Telling someone you understand them doesn’t mean you have to agree with them.

In fact, understanding someone costs you nothing in terms of a disagreement — except, perhaps, patience and good will—and it brings you both closer to resolution.

Since an apology is about repairing a relationship, an expression of understanding is a great way to begin:

  • If you would feel the same way the apologee did in their situation, say so.
  • If not, you can still express that you see how their feelings can make sense.

Responsibility and defense

In some cases, you may feel responsible for what happened, while in others you don’t. Since I’m talking about repairing a relationship, then there’s still room to reach out even when you feel the other person is somehow doing something wrong. As a silly example, suppose you made a hand gesture that’s friendly in the US but offensive based on the cultural background of a friend. It’s obvious to you that your gesture was friendly and that your intentions were good, so why should your friend feel bad?

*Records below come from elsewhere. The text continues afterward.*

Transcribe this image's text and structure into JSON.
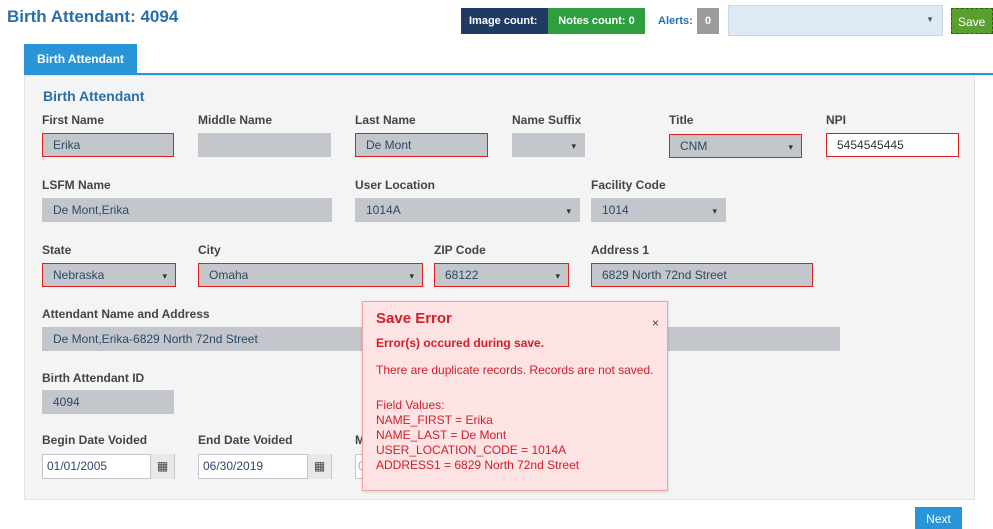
{
  "header": {
    "title": "Birth Attendant: 4094",
    "image_count": "Image count: 0",
    "notes_count": "Notes count: 0",
    "alerts_label": "Alerts:",
    "alerts_count": "0",
    "save_label": "Save"
  },
  "tabs": [
    {
      "label": "Birth Attendant"
    }
  ],
  "section_title": "Birth Attendant",
  "fields": {
    "first_name": {
      "label": "First Name",
      "value": "Erika"
    },
    "middle_name": {
      "label": "Middle Name",
      "value": ""
    },
    "last_name": {
      "label": "Last Name",
      "value": "De Mont"
    },
    "name_suffix": {
      "label": "Name Suffix",
      "value": ""
    },
    "title": {
      "label": "Title",
      "value": "CNM"
    },
    "npi": {
      "label": "NPI",
      "value": "5454545445"
    },
    "lsfm_name": {
      "label": "LSFM Name",
      "value": "De Mont,Erika"
    },
    "user_location": {
      "label": "User Location",
      "value": "1014A"
    },
    "facility_code": {
      "label": "Facility Code",
      "value": "1014"
    },
    "state": {
      "label": "State",
      "value": "Nebraska"
    },
    "city": {
      "label": "City",
      "value": "Omaha"
    },
    "zip_code": {
      "label": "ZIP Code",
      "value": "68122"
    },
    "address1": {
      "label": "Address 1",
      "value": "6829 North 72nd Street"
    },
    "attendant_name_address": {
      "label": "Attendant Name and Address",
      "value": "De Mont,Erika-6829 North 72nd Street"
    },
    "birth_attendant_id": {
      "label": "Birth Attendant ID",
      "value": "4094"
    },
    "begin_date_voided": {
      "label": "Begin Date Voided",
      "value": "01/01/2005"
    },
    "end_date_voided": {
      "label": "End Date Voided",
      "value": "06/30/2019"
    },
    "hidden_field_label_initial": "M",
    "hidden_field_value_initial": "0"
  },
  "error_dialog": {
    "title": "Save Error",
    "close_glyph": "×",
    "subtitle": "Error(s) occured during save.",
    "message": "There are duplicate records. Records are not saved.",
    "field_values_heading": "Field Values:",
    "field_values": [
      "NAME_FIRST = Erika",
      "NAME_LAST = De Mont",
      "USER_LOCATION_CODE = 1014A",
      "ADDRESS1 = 6829 North 72nd Street"
    ]
  },
  "footer": {
    "next_label": "Next"
  },
  "icons": {
    "dropdown": "chevron-down-icon",
    "calendar": "calendar-icon",
    "close": "close-icon"
  },
  "colors": {
    "brand_blue": "#2994d8",
    "title_blue": "#2a6fa8",
    "error_red": "#d0202a",
    "error_bg": "#fde3e3",
    "notes_green": "#2e9e3e",
    "image_navy": "#1f3b63"
  }
}
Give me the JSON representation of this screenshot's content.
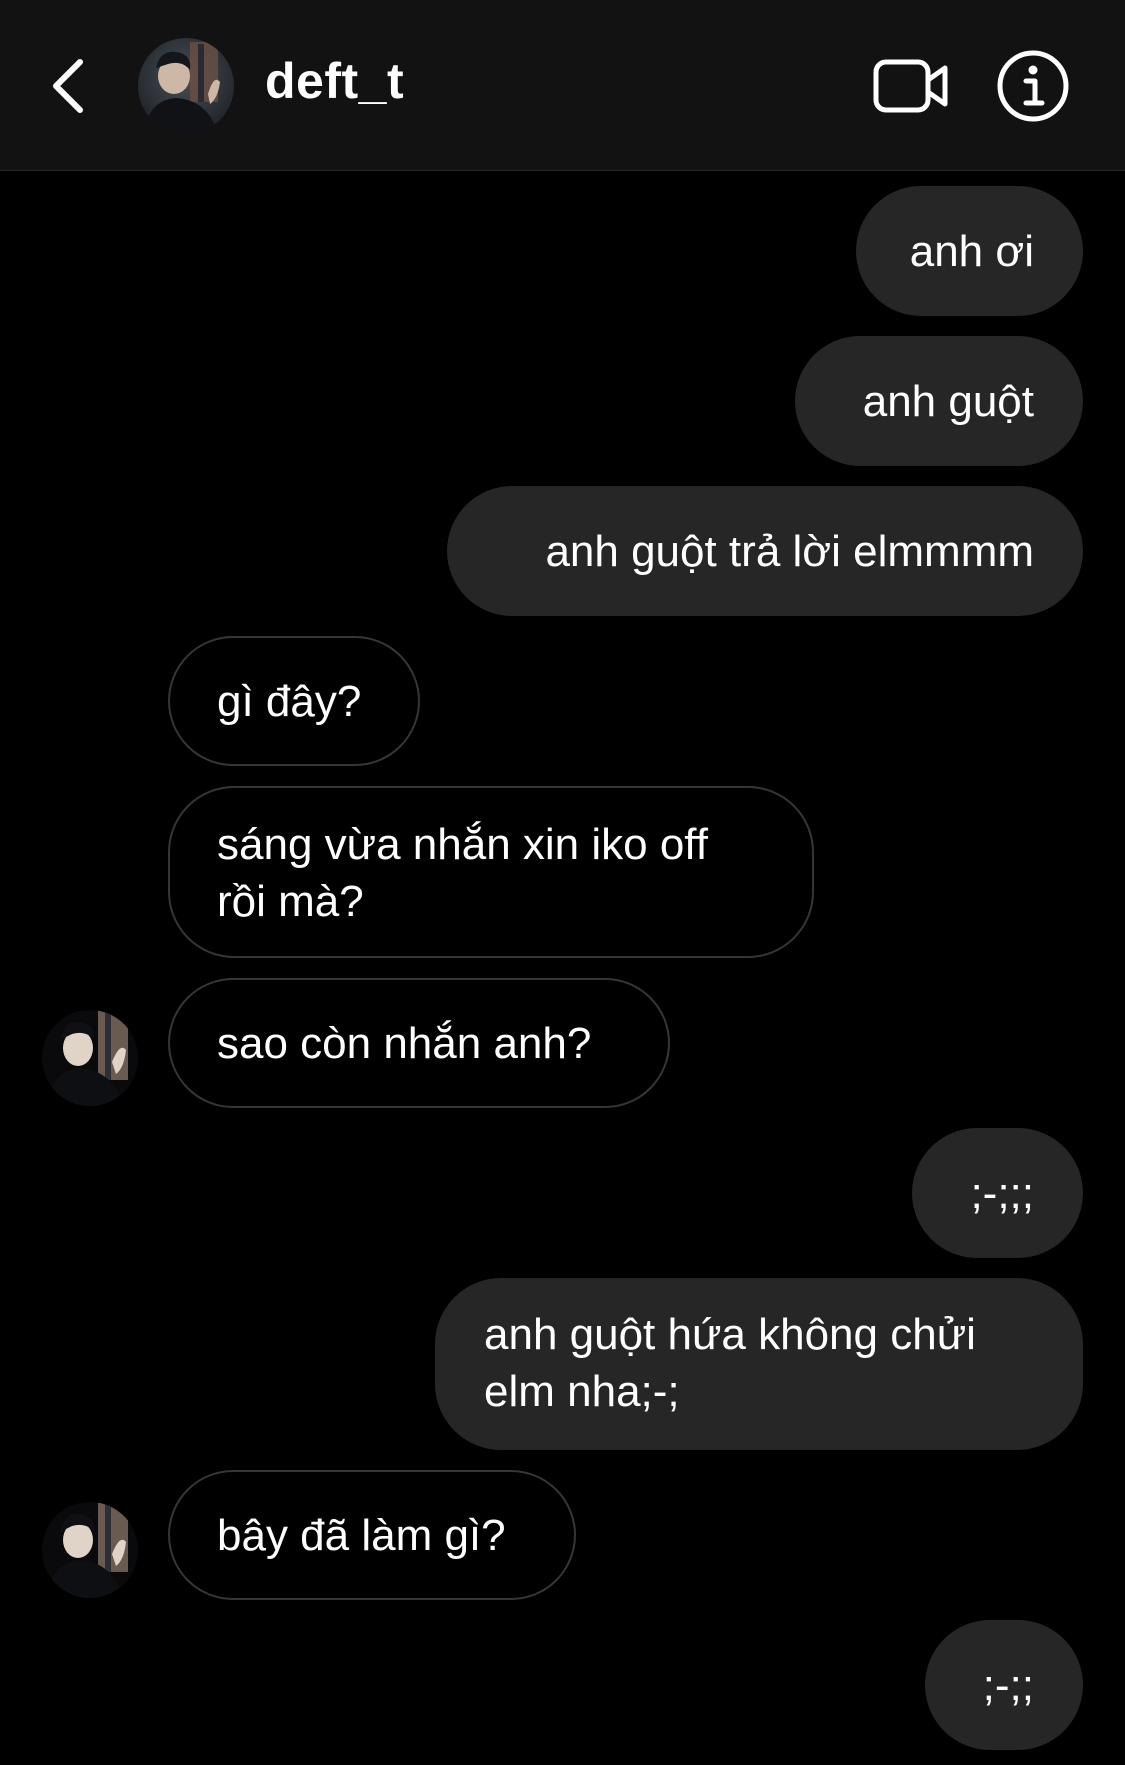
{
  "header": {
    "username": "deft_t",
    "back_icon": "chevron-left-icon",
    "video_icon": "video-camera-icon",
    "info_icon": "info-icon"
  },
  "colors": {
    "background": "#000000",
    "header_bg": "#121212",
    "sent_bubble": "#262626",
    "received_border": "#363636",
    "text": "#ffffff"
  },
  "messages": [
    {
      "side": "sent",
      "text": "anh ơi"
    },
    {
      "side": "sent",
      "text": "anh guột"
    },
    {
      "side": "sent",
      "text": "anh guột trả lời elmmmm"
    },
    {
      "side": "received",
      "text": "gì đây?"
    },
    {
      "side": "received",
      "text": "sáng vừa nhắn xin iko off rồi mà?"
    },
    {
      "side": "received",
      "text": "sao còn nhắn anh?"
    },
    {
      "side": "sent",
      "text": ";-;;;"
    },
    {
      "side": "sent",
      "text": "anh guột hứa không chửi elm nha;-;"
    },
    {
      "side": "received",
      "text": "bây đã làm gì?"
    },
    {
      "side": "sent",
      "text": ";-;;"
    }
  ]
}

If you don’t want to use the word “sorry” in this situation, there’s no need to. You can still express an understanding of their feelings along with a desire to make things better. If you feel bad that they feel bad, say so.

It can be tempting to defend yourself, and see this as part of an apology. Except in cases of obviously missing information on the part of the apologee, I don’t think a defense fits in with an apology. Such a conversation can happen, but it can easily feel like a distraction from what needs attention right now: the apologee’s emotions — not your own sense of justice or desire to be understood.

Acknowledging the past and the future

One of the things that can make an apologee feel worse is a lack of validation about their feelings, or a fear that whatever went wrong may go wrong again. Both of these issues can be addressed directly when you explicitly convey awareness of what went wrong, and then go on to outline a plan for how a similar future problem can be avoided. Both people may even feel better walking away from a constructive conversation that adds transparency to how both people work, and that strengthens the future of the relationship by learning from any past mistakes.

In summary:

  • Try hard to understand their point of view.
  • You don’t have to agree, but if you do, it’s nice to say so.
  • Show that you care about their feelings, and want them to feel better.
  • If you feel responsible, say so.
  • Talk about what can be changed to avoid the problem in the future.
  • If you want to defend yourself, make that a separate conversation.

Relationships are the stuff of life. Rewarding but tricky. Keeping them healthy is hard work, but well worth it.

(Also, I’m not subposting to anyone! When I think about this stuff, it’s mostly so that I can do a better job at improving my own relationships, and try to make up for my own foibles.)